“I guess I’m kind of obsolete, I’m like Mr. Spielberg. I just hear about [the debate] in the news the other day and I thought, ‘C’mon, Y'all, that’s not fair.”
The actress also added, “I think that as a filmmaker, especially like Spielberg and others, they really want their projects to be seen in the theaters. That’s why I’m going to focus on [‘The Highwaymen’] tonight because I only saw it on a little bitty screen and it’s different, it’s a different experience.”
The Academy best actress winner (Misery-1991) went on to question the fairness of giving streaming services’ films a one-week of theatrical time-frame.
The 70-year-old actress explained, “I just think, showing them for a week just to qualify, people don’t seem them — I don’t know, I kind of think that’s a dirty trick. I shouldn’t say ’cause Netflix has been very, very nice to me. I just think that streaming is one thing, but theater is a whole different experience.”
Watch the trailer of The Highwaymen
When asked on just how long streaming films should have to stay in big screens, Bates said they “should play for a while.”
The actress said, “But good luck having that happen anyway! If they don’t do well critically — everybody listens to the critics. I wish people knew how to make up their own minds and not even pay attention to the reviews — go and see it! That’s one thing that’s good about streaming is that you can see something from your own judgment and not be influenced.”
Costner, who portrays the character of Texas Ranger Frank Hamer in the film, felt the dissension was somewhat outside his pool of experience where he explained that he could only see both sides of the debate.
The actor said,
“I believe in the Academy, I’m keen about our business. I love the big screens, the theater experience…The sand shifting, I haven’t thought about that as much as I’ve thought about the next film I’m gonna be a part of or the next story I’m gonna scribe.”
The actor continued with,
“I hear all the disagreements. When you hear experts talking, almost after one finishes, you go, ‘Yeah, that’s a good point.’ And if you’re really intrigued and if you haven’t already made up your mind, then you listen to the second person and you go, ‘That’s equally a good argue.’ I always find that with a people with deep insight as they look at an issue.”
Though Costner also maintained that theaters have their own experience which can’t be matched with any other medium.

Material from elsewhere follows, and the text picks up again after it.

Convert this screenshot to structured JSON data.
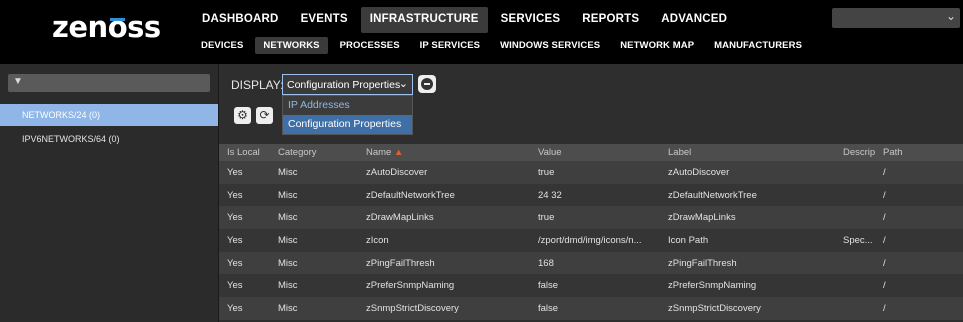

“I think movies are for big drapes,” the 64-year-old said. “As long as they can fit in them, and thank God for these one portal ways of viewing media, but now there’s this level of contention and I’m finding it hard to finish up my last story here.”
“The Highwaymen” producer Casey Silver uttered he adores “the theatrical experience,” but “I also think it’s a must experience for people to see the movies, to see the stories, to see cinema wherever they see it. The world keeps integrating.”
John Lee Hancock’s The Highwaymen follows Texas Ranger Frank Hamer and ex-partner Maney Gault (Woody Harrelson) as the detective duo tries to track down and confront notorious criminals Bonnie and Clyde. The lawmen are initially out of the Rangers when the robbery reign of Bonnie & Clyde are taking place in the vicinity.
The pair are later commissioned as special investigators by the head of Texas prisons Lee Simmons and first woman governor Ma Ferguson to end the binge robbery of the notorious gang who are also feared for having killed 10 law officers and 3 civilians.